Q. Yesterday on TV, they showed you when Carlos was up. You had like a little container of Gatorade on your shoulder. Looked like you were filming it kind of. What was going on there and will you do it again every time Carlos is up tomorrow?
EVAN LONGORIA: I probably should. I was actually pretending like I had some sort of cannon because I was hoping he would hit some sort of home run, and he ended up hitting a home run, which was kind of irony of the whole situation. I didn't do it again. I didn't do it in the last couple hits that he got in the last game, so I'm not superstitious in that respect.
Q. Even though it hasn't shown up so far in this series, how much of a home-field advantage can this place be especially when it's really loud and they're going to open up 5,000 more seats for tomorrow's game?
EVAN LONGORIA: Well, I think the numbers speak for themselves. I was just looking at that sheet over there and it said we were like 35 and 18 or something when this place is sold out or above 30,000. That speaks for itself and the home-field advantage aspect.
We've just got to play a little bit better baseball. I mean, the first two games at home we were -- I mean, offensively we were stagnant, and the pitchers did their best to keep us in the game.
But I mean, that's a pretty good lineup over there, and to watch zero after zero of your team putting up no runs and then go out there with no runs supported, it's tough to keep a team like the Rangers at bay. I think the quicker that we can jump out and put some runs on the board, you know, the more comfortable that pitching staff is going to feel, and in turn the home-field advantage is really going to start to show.
Q. You just mentioned obviously David Price and how glad you were to give him another chance. Just knowing how competitive he is, how much more determined do you think he'll be after what happened in Game 1 and what's he been like the last few days?
EVAN LONGORIA: You know, he's been the same guy, laughing, having fun, enjoying his time. It's not like it's going to be a short time, but just enjoying the moment and being around the guys and being in the clubhouse. I know that he's very determined. He's antsy and anxious to get back out on the mound. But I hope at the same time that he just -- you know, he doesn't try harder. He goes out there and pitches the way that he knows how to pitch and the way he has pitched the whole year. If he does that, he's going to have great success.
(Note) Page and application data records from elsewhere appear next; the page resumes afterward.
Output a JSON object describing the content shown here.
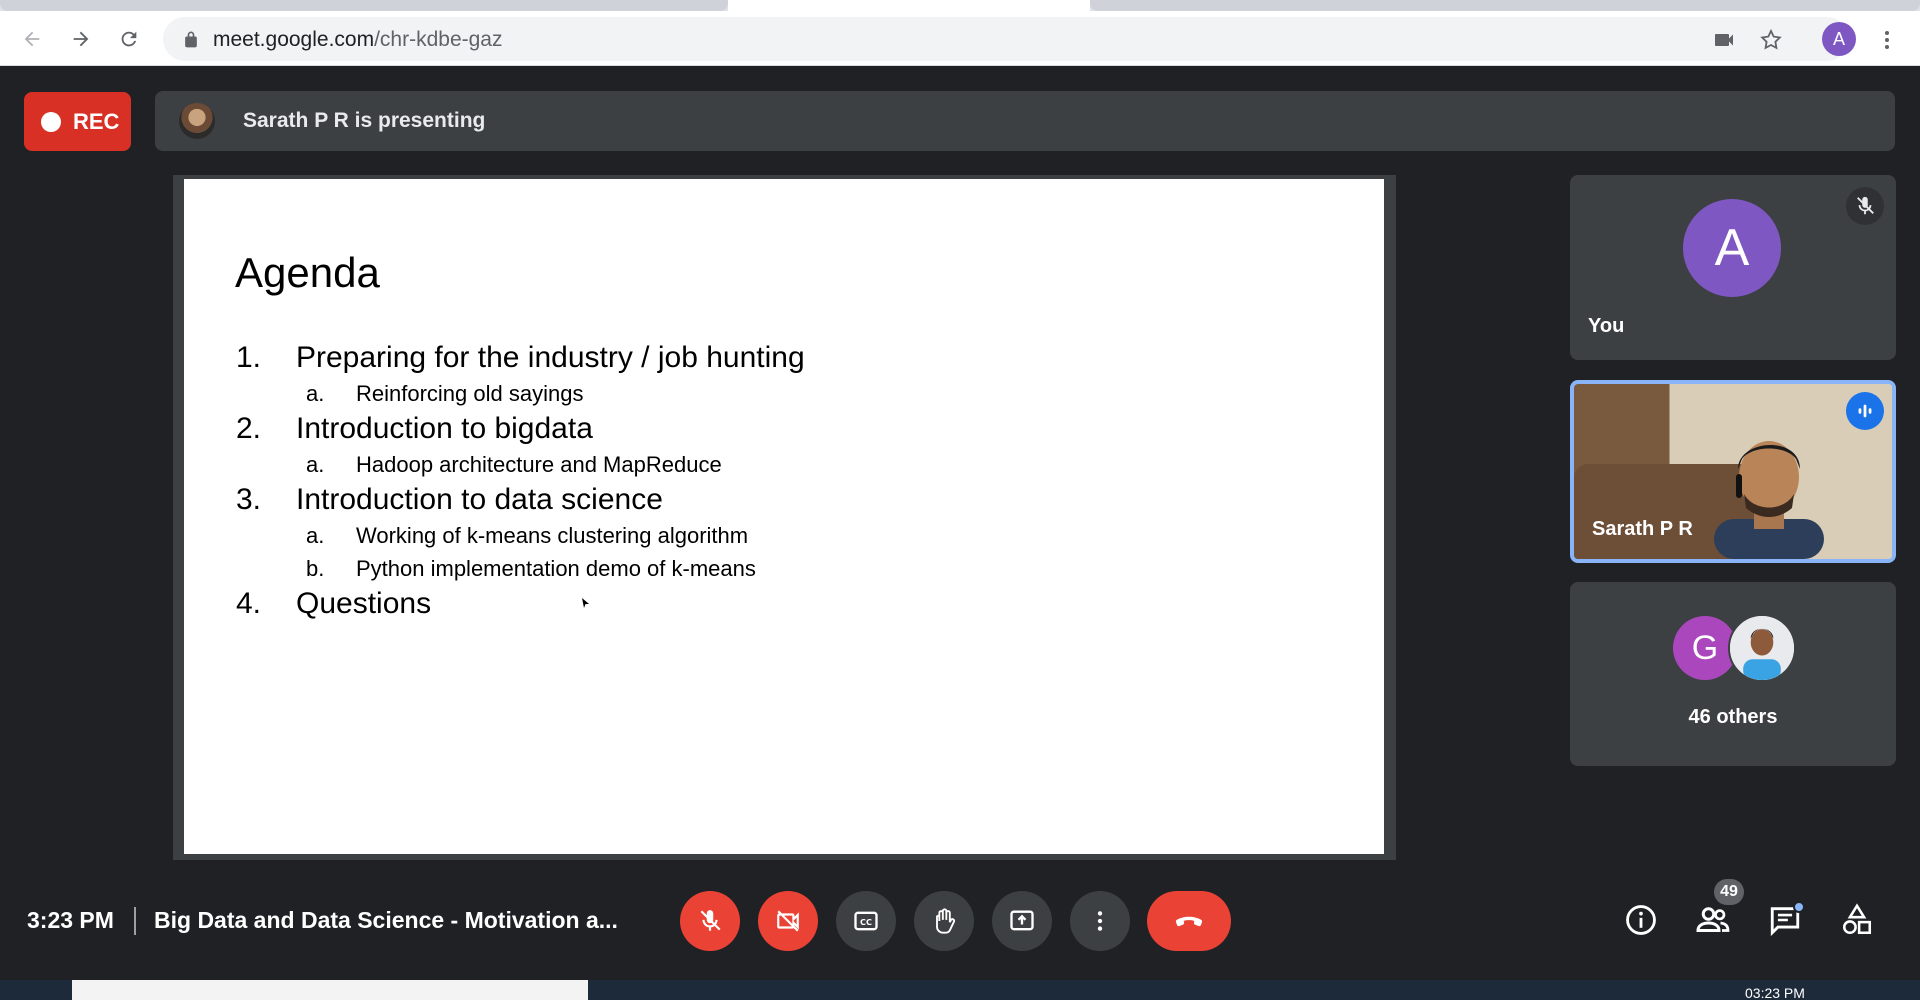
{
  "browser": {
    "url_host": "meet.google.com",
    "url_path": "/chr-kdbe-gaz",
    "profile_initial": "A"
  },
  "topbar": {
    "rec_label": "REC",
    "presenting_text": "Sarath P R is presenting"
  },
  "slide": {
    "title": "Agenda",
    "items": [
      {
        "num": "1.",
        "text": "Preparing for the industry / job hunting"
      },
      {
        "num": "a.",
        "text": "Reinforcing old sayings"
      },
      {
        "num": "2.",
        "text": "Introduction to bigdata"
      },
      {
        "num": "a.",
        "text": "Hadoop architecture and MapReduce"
      },
      {
        "num": "3.",
        "text": "Introduction to data science"
      },
      {
        "num": "a.",
        "text": "Working of k-means clustering algorithm"
      },
      {
        "num": "b.",
        "text": "Python implementation demo of k-means"
      },
      {
        "num": "4.",
        "text": "Questions"
      }
    ]
  },
  "participants": {
    "you": {
      "initial": "A",
      "name": "You",
      "avatar_color": "#7e57c2"
    },
    "presenter": {
      "name": "Sarath P R"
    },
    "others": {
      "initial": "G",
      "label": "46 others",
      "avatar_color": "#ab47bc"
    }
  },
  "bottombar": {
    "time": "3:23 PM",
    "meeting_title": "Big Data and Data Science - Motivation a...",
    "people_count": "49"
  },
  "taskbar": {
    "clock": "03:23 PM"
  },
  "colors": {
    "accent_red": "#ea4335",
    "accent_blue": "#1a73e8",
    "tile_bg": "#3c4043",
    "page_bg": "#202124"
  }
}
Q. You guys have been able to make a lot of late-inning comebacks during the course of the year. How much confidence does it give you to have the bullpen the way it's been able to go and not give that lead back and just kind of shut the door a little bit?
EVAN LONGORIA: Again, our bullpen throughout the course of the year has had the ability to shorten the game, and when we do get a lead, I mean, even like the Game 4 where Wade was throwing a tremendous game and Joe was able to go to the bullpen in the sixth inning and mix and match those guys and shorten it up until we get to the 8th and 9th when Benoit and Soriano have been pretty much -- I don't want to say lights out, but they've been as good as you can be for an 8 and 9 guy all year.
When you have that ability as a bullpen, it gives you a lot of confidence throughout -- the whole team, we feel if we get -- you get ahead and you're able to maintain that lead, and once it gets down to those later innings, you've got a good chance of winning a ballgame.